Negotiations between labor union representatives and Rutgers officials continued on Tuesday in Trenton, New Jersey.
Some students told CBS News that their classes were canceled due to the picketing by their professors, while others said they were unaffected. Students across the board, however, expressed their desire for the situation to be resolved as soon as possible.
The university's website advised faculty that all employees were expected to report to work and perform their job duties and responsibilities during the protest. It further warned that legal action may be taken to protect students, patients, and staff from disruptions in education, clinical care, or the workplace.
Wednesday, April 12, 2023
On Wednesday, union leaders spoke from New Jersey Governor Phil Murphy’s office in a public Zoom call. They told viewers that they’d made progress on many economic demands, including salary raises and the pattern of those raises. Nonetheless, intense negotiations were still ongoing.
Unsettled demands that remained unsettled at the bargaining tables included extending parental leave for workers and rent freezes on housing.
At the picket line, many workers said that they were protesting to earn living wages, not “starvation wages”.
A 2020 study showed that 46% of Rutgers grad students felt insecurity about basic needs such as food and housing. Some even experienced homelessness. The base graduate student salary was around $30,160—excluding tuition credits. Unions were pushing for $37,000.
Thursday April 13, 2023
As negotiations continued, students continued to join educators on the picket lines. Instead of going to class, many attended picnics, concerts, marches, happy hours, and more.
Professor Michael Smart, associate professor of urban planning at Rutgers, witnessed students getting involved rather than sitting on the sidelines. "I'm completely blown away," he said to reporters. "It's amazing how much support we've gotten from students who are out in force."
Professor Smart scheduled teach-ins—online evening lectures—for students during the strike.
“We’re not abandoning our students,” Smart said. “We’re ensuring that the reputation of the university they’re getting their degree from continues to be good.”
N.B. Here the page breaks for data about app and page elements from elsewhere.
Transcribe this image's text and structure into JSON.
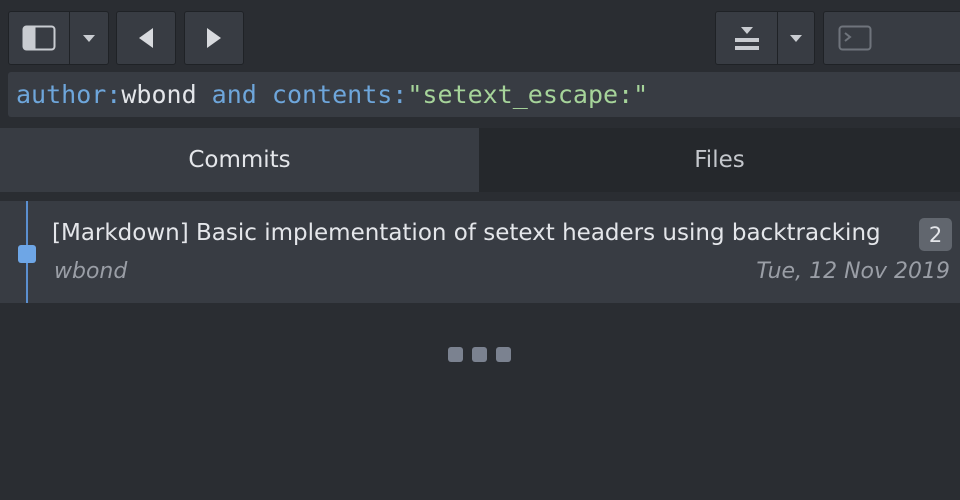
{
  "toolbar": {
    "sidebar_toggle": {
      "icon": "sidebar-icon"
    },
    "sidebar_dropdown": {
      "icon": "caret-down-icon"
    },
    "back": {
      "icon": "arrow-left-icon"
    },
    "forward": {
      "icon": "arrow-right-icon"
    },
    "merge": {
      "icon": "merge-icon"
    },
    "merge_dropdown": {
      "icon": "caret-down-icon"
    },
    "terminal": {
      "icon": "terminal-icon"
    }
  },
  "search": {
    "tokens": [
      {
        "kind": "key",
        "text": "author:"
      },
      {
        "kind": "val",
        "text": "wbond"
      },
      {
        "kind": "op",
        "text": " and "
      },
      {
        "kind": "key",
        "text": "contents:"
      },
      {
        "kind": "str",
        "text": "\"setext_escape:\""
      }
    ]
  },
  "tabs": [
    {
      "label": "Commits",
      "active": true
    },
    {
      "label": "Files",
      "active": false
    }
  ],
  "commits": [
    {
      "summary": "[Markdown] Basic implementation of setext headers using backtracking",
      "file_count": "2",
      "author": "wbond",
      "date": "Tue, 12 Nov 2019"
    }
  ],
  "colors": {
    "background": "#2a2d32",
    "panel": "#383c43",
    "accent": "#6ea6e6",
    "query_key": "#6ea6db",
    "query_string": "#a6d49a"
  }
}
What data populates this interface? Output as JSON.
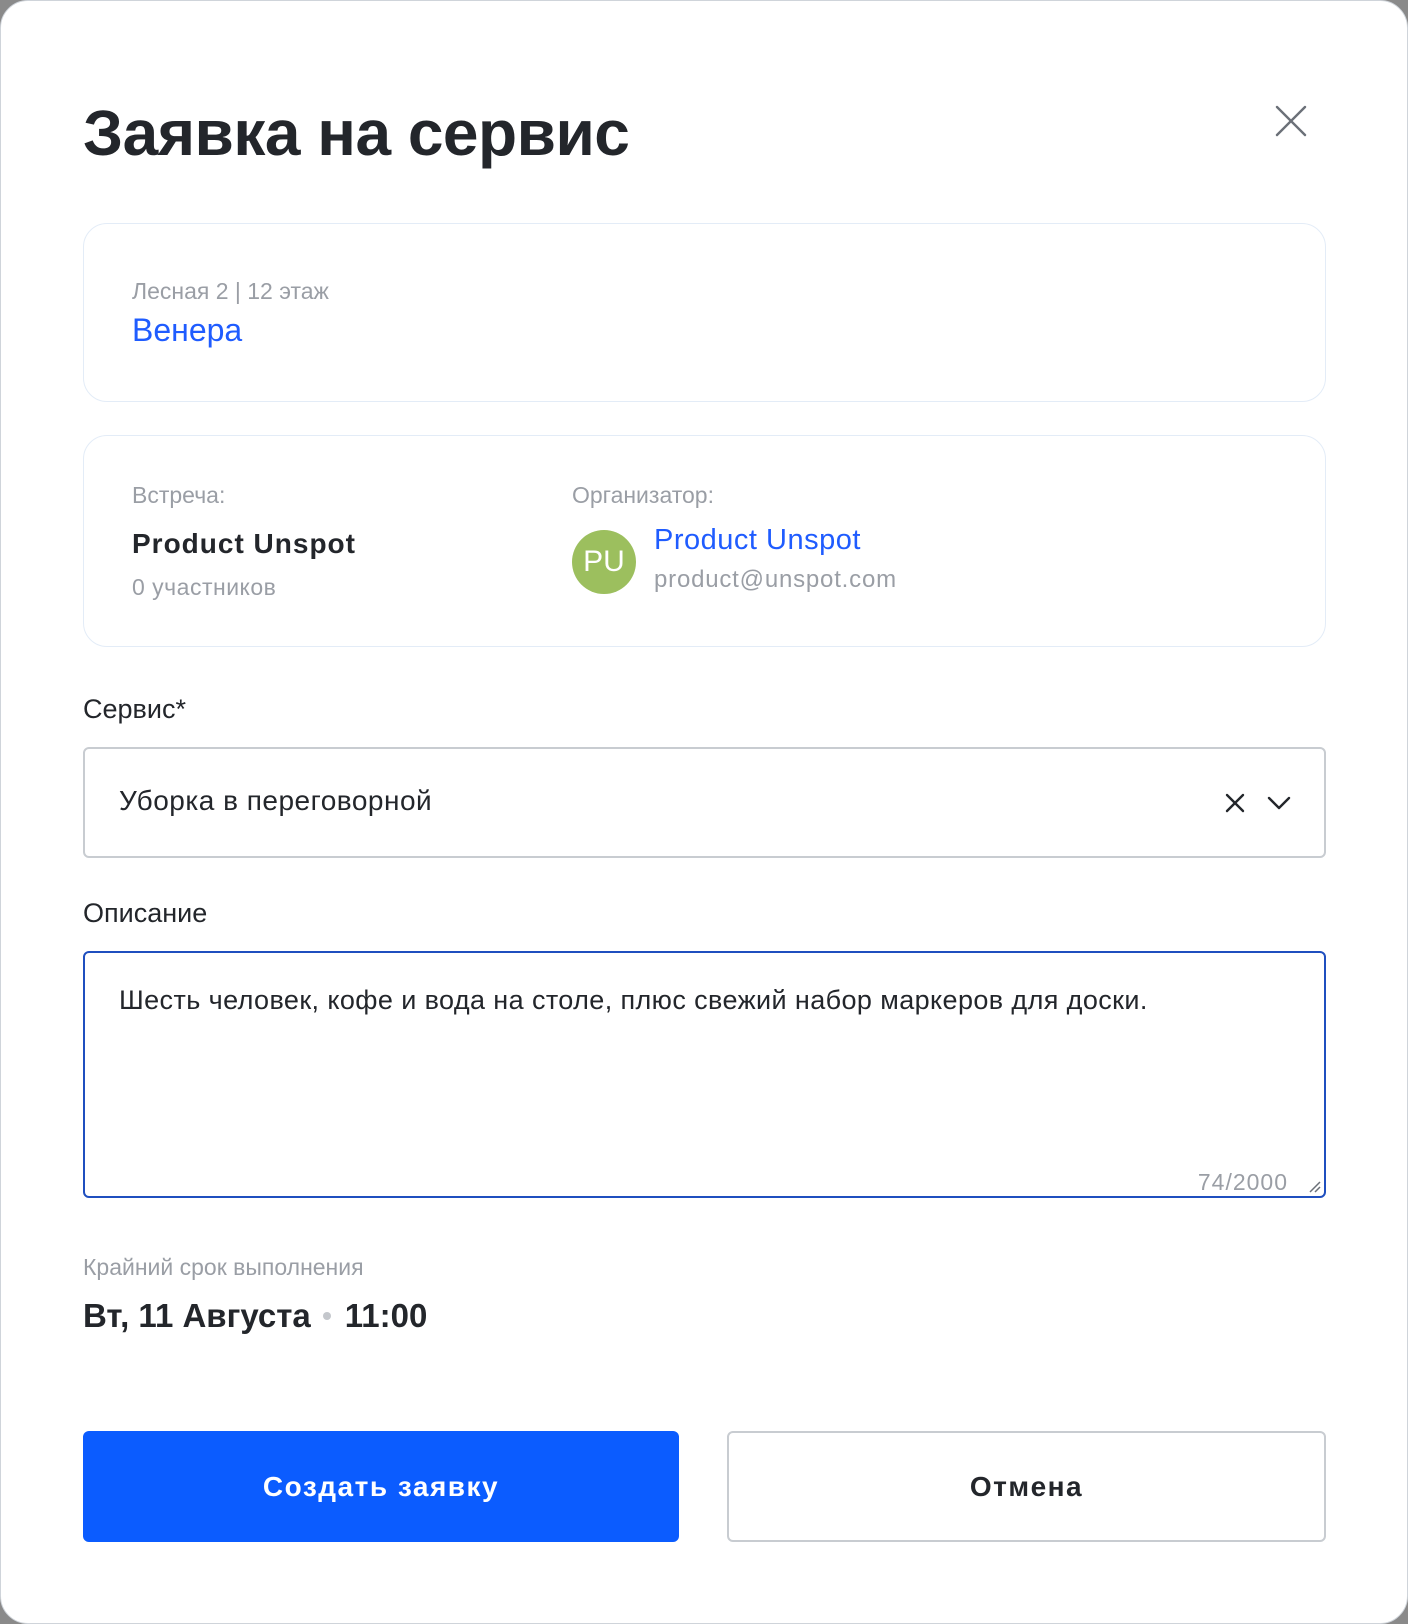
{
  "dialog": {
    "title": "Заявка на сервис"
  },
  "location": {
    "address": "Лесная 2 | 12 этаж",
    "room": "Венера"
  },
  "meeting": {
    "label": "Встреча:",
    "title": "Product Unspot",
    "participants": "0 участников"
  },
  "organizer": {
    "label": "Организатор:",
    "initials": "PU",
    "name": "Product Unspot",
    "email": "product@unspot.com"
  },
  "service": {
    "label": "Сервис*",
    "value": "Уборка в переговорной"
  },
  "description": {
    "label": "Описание",
    "value": "Шесть человек, кофе и вода на столе, плюс свежий набор маркеров для доски.",
    "counter": "74/2000"
  },
  "deadline": {
    "label": "Крайний срок выполнения",
    "date": "Вт, 11 Августа",
    "time": "11:00"
  },
  "actions": {
    "submit_label": "Создать заявку",
    "cancel_label": "Отмена"
  },
  "icons": {
    "close": "close-icon",
    "clear": "clear-icon",
    "dropdown": "chevron-down-icon"
  },
  "colors": {
    "accent": "#0b5cff",
    "link": "#1f5cff",
    "avatar": "#9cbf5e",
    "focus_border": "#1f4fbf"
  }
}
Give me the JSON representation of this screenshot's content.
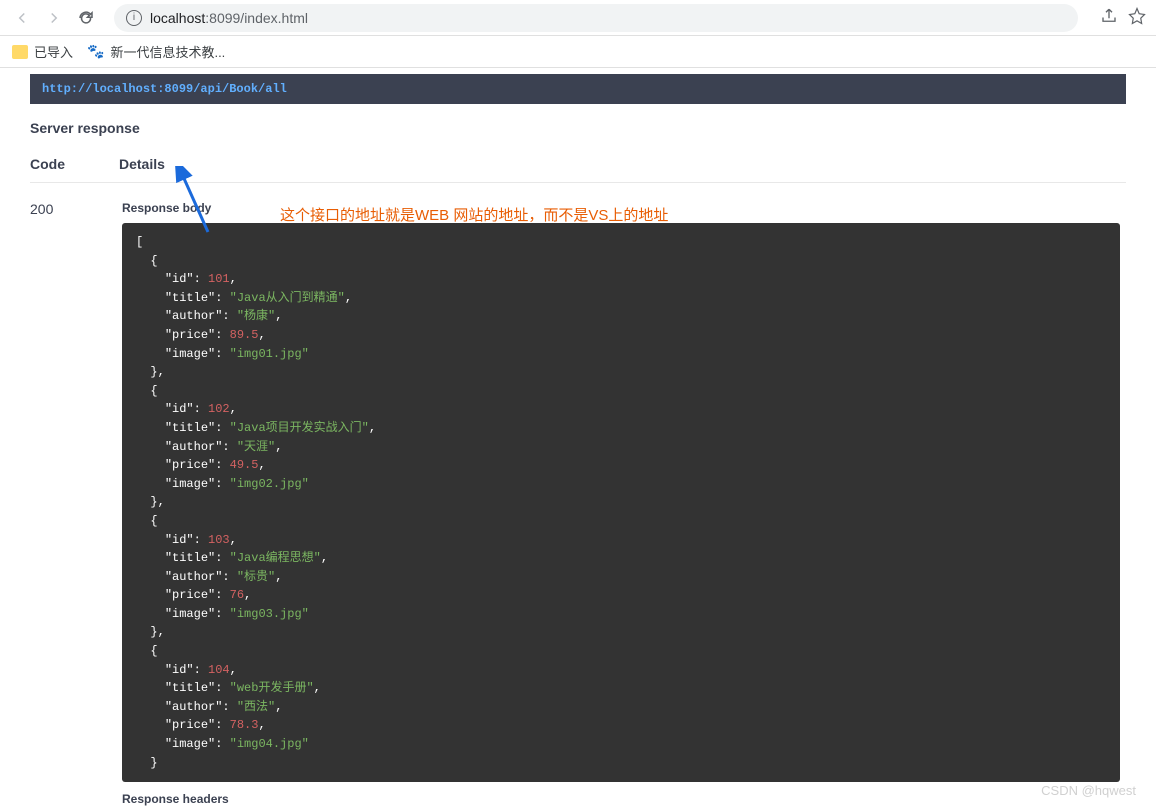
{
  "browser": {
    "address_prefix": "localhost",
    "address_suffix": ":8099/index.html"
  },
  "bookmarks": {
    "import": "已导入",
    "item1": "新一代信息技术教..."
  },
  "request": {
    "url": "http://localhost:8099/api/Book/all"
  },
  "annotation": {
    "text": "这个接口的地址就是WEB 网站的地址，而不是VS上的地址"
  },
  "labels": {
    "server_response": "Server response",
    "code": "Code",
    "details": "Details",
    "response_body": "Response body",
    "response_headers": "Response headers"
  },
  "response": {
    "code": "200",
    "items": [
      {
        "id": 101,
        "title": "Java从入门到精通",
        "author": "杨康",
        "price": 89.5,
        "image": "img01.jpg"
      },
      {
        "id": 102,
        "title": "Java项目开发实战入门",
        "author": "天涯",
        "price": 49.5,
        "image": "img02.jpg"
      },
      {
        "id": 103,
        "title": "Java编程思想",
        "author": "标贵",
        "price": 76,
        "image": "img03.jpg"
      },
      {
        "id": 104,
        "title": "web开发手册",
        "author": "西法",
        "price": 78.3,
        "image": "img04.jpg"
      }
    ]
  },
  "watermark": "CSDN @hqwest"
}
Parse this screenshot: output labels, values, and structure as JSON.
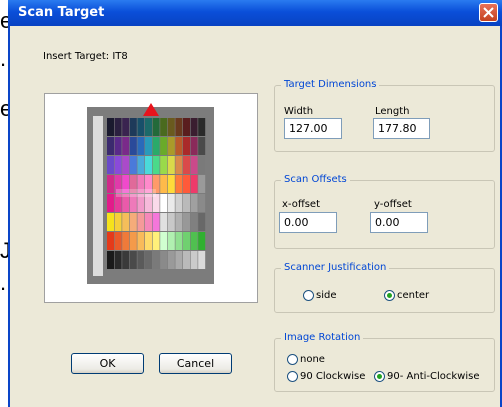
{
  "background_fragments": [
    "e",
    ".",
    "e",
    "J",
    "."
  ],
  "window": {
    "title": "Scan Target"
  },
  "insert_target_label": "Insert Target: IT8",
  "target_dimensions": {
    "legend": "Target Dimensions",
    "width_label": "Width",
    "width_value": "127.00",
    "length_label": "Length",
    "length_value": "177.80"
  },
  "scan_offsets": {
    "legend": "Scan Offsets",
    "x_label": "x-offset",
    "x_value": "0.00",
    "y_label": "y-offset",
    "y_value": "0.00"
  },
  "scanner_justification": {
    "legend": "Scanner Justification",
    "options": [
      {
        "label": "side",
        "selected": false
      },
      {
        "label": "center",
        "selected": true
      }
    ]
  },
  "image_rotation": {
    "legend": "Image Rotation",
    "options": [
      {
        "label": "none",
        "selected": false
      },
      {
        "label": "90 Clockwise",
        "selected": false
      },
      {
        "label": "90- Anti-Clockwise",
        "selected": true
      }
    ]
  },
  "buttons": {
    "ok": "OK",
    "cancel": "Cancel"
  },
  "icons": {
    "close": "close-icon",
    "marker": "triangle-marker-icon"
  },
  "colors": {
    "title_bar": "#0a4fd9",
    "legend_text": "#0046d5",
    "marker": "#e8141c",
    "dialog_bg": "#ece9d8"
  }
}
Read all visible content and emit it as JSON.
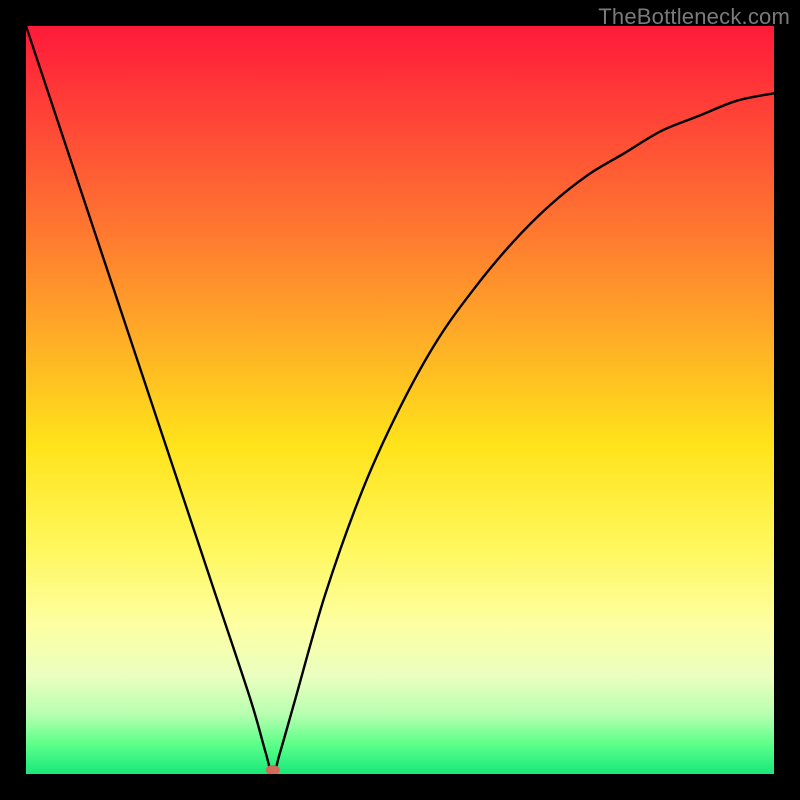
{
  "watermark": "TheBottleneck.com",
  "colors": {
    "background": "#000000",
    "gradient_top": "#ff1a3a",
    "gradient_bottom": "#18e87a",
    "curve": "#000000",
    "marker": "#d46a5a"
  },
  "chart_data": {
    "type": "line",
    "title": "",
    "xlabel": "",
    "ylabel": "",
    "xlim": [
      0,
      100
    ],
    "ylim": [
      0,
      100
    ],
    "annotations": [
      {
        "name": "minimum-marker",
        "x": 33,
        "y": 0
      }
    ],
    "series": [
      {
        "name": "bottleneck-curve",
        "x": [
          0,
          5,
          10,
          15,
          20,
          25,
          30,
          32,
          33,
          34,
          36,
          40,
          45,
          50,
          55,
          60,
          65,
          70,
          75,
          80,
          85,
          90,
          95,
          100
        ],
        "values": [
          100,
          85,
          70,
          55,
          40,
          25,
          10,
          3,
          0,
          3,
          10,
          24,
          38,
          49,
          58,
          65,
          71,
          76,
          80,
          83,
          86,
          88,
          90,
          91
        ]
      }
    ]
  }
}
Friday, April 14, 2023
On Friday morning, a resolution had not been reached.
At least one faculty member estimated that 70% of classes were interrupted.
Merch told Democracy Now that thousands of people took to the streets—a significant number of them undergraduates.
At midday on Friday, NBC News reported that an agreement had been reached on a key point of contention: "presumptive renewal." This would give job protection for non-tenured, full-time professors, because they would not have to reapply to the school when their contracts ended.
This resolution, according to AAUP-AFT President Rebecca Givan, was "game changing."
Givens told NBC News that representatives had achieved more in just a few days than in prior months of negotiations. "But difficult issues remain, and we still have a long way to go before we have a contract," Givens said.
Saturday, April 15, 2023
In a statement released just after 1:00 pm on Saturday, Gov. Phil Murphy announced that an agreement framework had been reached and the strike was suspended. Though the full terms have not yet been released, some of the details of the agreement include:
Increased salary for grad students—$40,000 over the course of the 10-month contract, plus health care coverage and free tuition and fees
Salary increases for full-time faculty and EOF counselors, at least 14% across the board by July 1, 2025
An 8% increase in per-credit salary for part-time lecturers over the course of the four-year contract, which Rutgers says will significantly strengthen job security
A 9% increase in the minimum salary for postdoctoral fellows and associates
Significant wage increases and a commitment to multi-university support for teaching and graduate assistants
Contracts will be retroactive to July 1, 2022, and covered employees will receive significant retroactive salary payments
Holloway said that the framework will provide fair and equitable wages, benefits, and working conditions for faculty, graduate students, and part time lecturers.
Givan told reporters that the agreement sets in place unprecedented gains for workers and communities.
The union says there is still more work to be done.